Whether en route to Bear Lake or visiting Logan to take in a live show at one of its three theaters, check out the offerings at one of the longest-running farmers markets in the state. According to director Mary Laine, the Cache Valley market began in 1984 with a few dedicated food lovers and growers gathered in the parking lot across from Café Ibis Coffee Roasting Co. It has now grown into one of the largest in Utah, occupying a parking lot at the grounds of the historic Cache County Courthouse on Logan’s Main Street. “We have about 125 vendors and a core of about 50 that are there throughout the season,” she says. “We try and be a truly local farmers market, and have growers who are from within a 50-mile radius.” Well-known Cache Valley items like cheeses and honey are regulars at the market as are crafts and local musicians.
Historic Cache County Courthouse
199 N. Main, Logan
Sugar House Farmers Market
Wednesdays, July-September / 5-8 p.m.
Since 2010, the Sugar House Farmers Market has hosted this mid-week, community-focused event. While the market has occupied various locations in Sugar House, in the past few years, it has taken up residence on the tree-shaded grounds of Fairmont Park. Smaller in scope than most markets, it features farm-fresh produce, live music and unique local products. The market usually runs July through September; watch their social media and website for specific opening and closing dates.
1040 E. Sugarmont Drive, SLC
Wheeler Farm Sunday Market
Sundays, through Oct. 28
One of the few markets held on Sunday, this long-running farmers market is also one of few on an actual farm—sort of. In addition to fresh produce, crafts and local products, there are live farm animals close by to complete the agricultural experience.
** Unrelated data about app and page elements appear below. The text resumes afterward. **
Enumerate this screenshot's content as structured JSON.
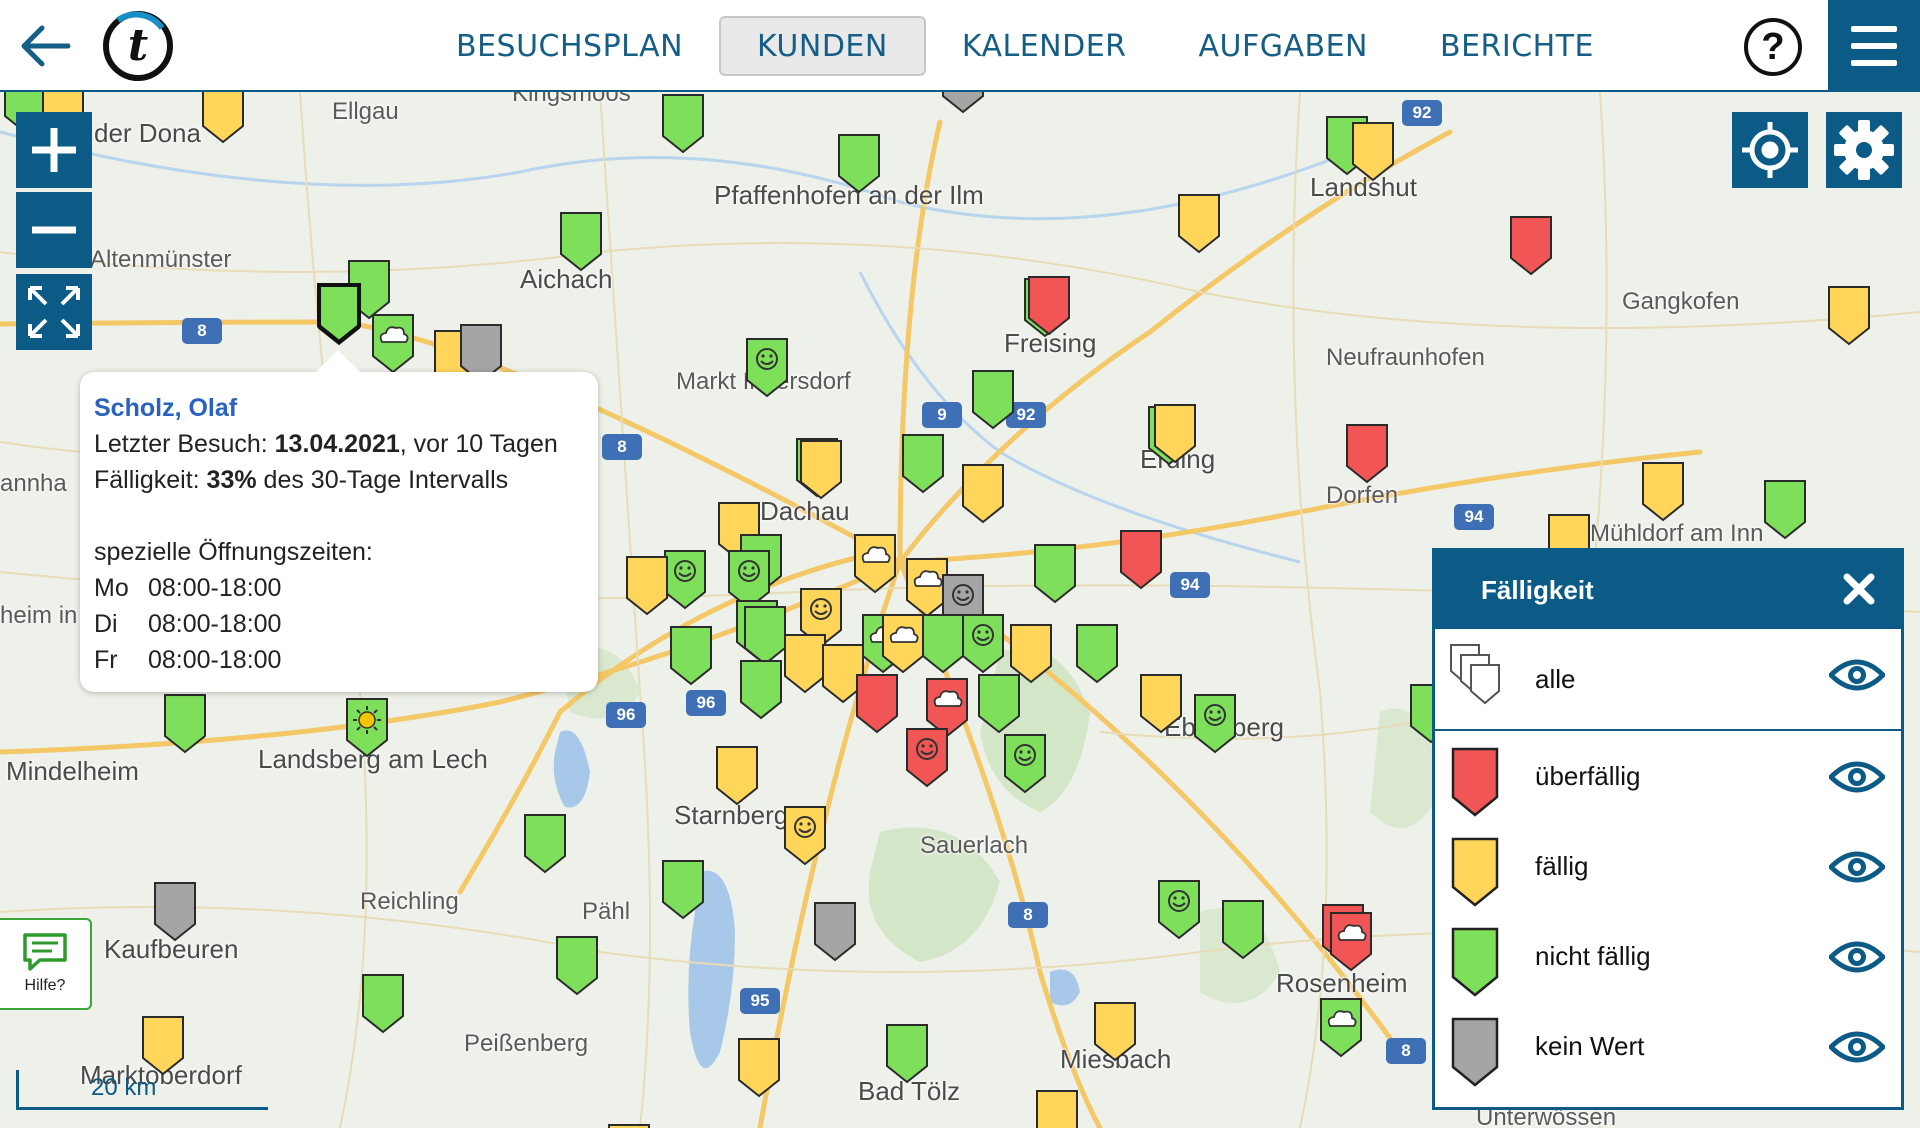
{
  "header": {
    "back_icon": "arrow-left-icon",
    "logo_letter": "t",
    "tabs": [
      {
        "label": "BESUCHSPLAN",
        "active": false
      },
      {
        "label": "KUNDEN",
        "active": true
      },
      {
        "label": "KALENDER",
        "active": false
      },
      {
        "label": "AUFGABEN",
        "active": false
      },
      {
        "label": "BERICHTE",
        "active": false
      }
    ],
    "help_label": "?",
    "menu_icon": "hamburger-menu-icon"
  },
  "map": {
    "places": [
      {
        "text": "Kingsmoos"
      },
      {
        "text": "Ellgau"
      },
      {
        "text": "der Dona"
      },
      {
        "text": "Pfaffenhofen an der Ilm"
      },
      {
        "text": "Landshut"
      },
      {
        "text": "Altenmünster"
      },
      {
        "text": "Aichach"
      },
      {
        "text": "Gangkofen"
      },
      {
        "text": "Freising"
      },
      {
        "text": "Neufraunhofen"
      },
      {
        "text": "Markt Indersdorf"
      },
      {
        "text": "Erding"
      },
      {
        "text": "Dorfen"
      },
      {
        "text": "Dachau"
      },
      {
        "text": "Mühldorf am Inn"
      },
      {
        "text": "Ebersberg"
      },
      {
        "text": "Landsberg am Lech"
      },
      {
        "text": "Mindelheim"
      },
      {
        "text": "Starnberg"
      },
      {
        "text": "Sauerlach"
      },
      {
        "text": "Reichling"
      },
      {
        "text": "Pähl"
      },
      {
        "text": "Kaufbeuren"
      },
      {
        "text": "Rosenheim"
      },
      {
        "text": "Peißenberg"
      },
      {
        "text": "Miesbach"
      },
      {
        "text": "Marktoberdorf"
      },
      {
        "text": "Bad Tölz"
      },
      {
        "text": "Unterwössen"
      },
      {
        "text": "annha"
      },
      {
        "text": "heim in"
      }
    ],
    "road_shields": [
      "92",
      "8",
      "9",
      "92",
      "8",
      "94",
      "94",
      "96",
      "96",
      "8",
      "95",
      "8"
    ],
    "scale_label": "20 km",
    "help_button_label": "Hilfe?"
  },
  "popup": {
    "name": "Scholz, Olaf",
    "last_visit_prefix": "Letzter Besuch: ",
    "last_visit_date": "13.04.2021",
    "last_visit_suffix": ", vor 10 Tagen",
    "due_prefix": "Fälligkeit: ",
    "due_percent": "33%",
    "due_suffix": " des 30-Tage Intervalls",
    "hours_title": "spezielle Öffnungszeiten:",
    "hours": [
      {
        "day": "Mo",
        "time": "08:00-18:00"
      },
      {
        "day": "Di",
        "time": "08:00-18:00"
      },
      {
        "day": "Fr",
        "time": "08:00-18:00"
      }
    ]
  },
  "legend": {
    "title": "Fälligkeit",
    "items": [
      {
        "label": "alle",
        "color": "#ffffff"
      },
      {
        "label": "überfällig",
        "color": "#f15555"
      },
      {
        "label": "fällig",
        "color": "#ffd65a"
      },
      {
        "label": "nicht fällig",
        "color": "#7ee05a"
      },
      {
        "label": "kein Wert",
        "color": "#a5a5a5"
      }
    ]
  },
  "colors": {
    "brand": "#0c5a86",
    "overdue": "#f15555",
    "due": "#ffd65a",
    "not_due": "#7ee05a",
    "no_value": "#a5a5a5"
  }
}
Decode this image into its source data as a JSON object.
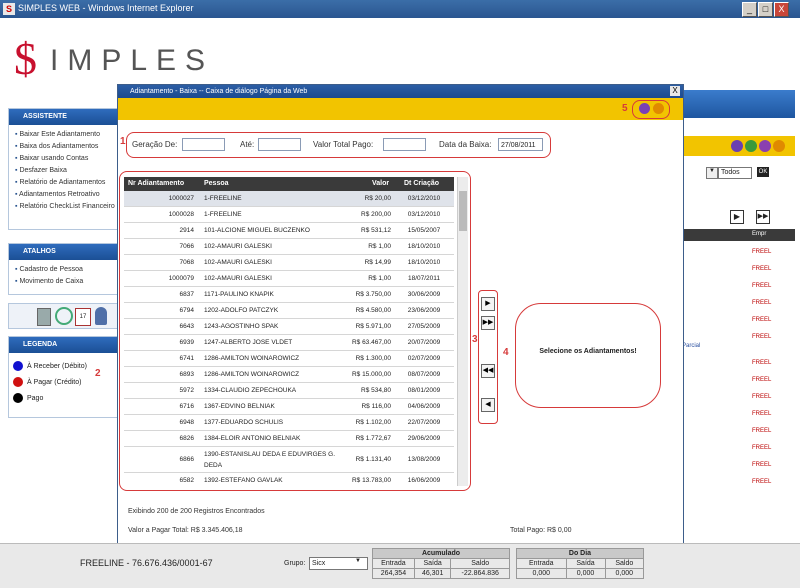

The market also features food trucks or prepared-food vendors along with a covered dining area.
Wheeler Historic Farm
6351 S. 900 East, Murray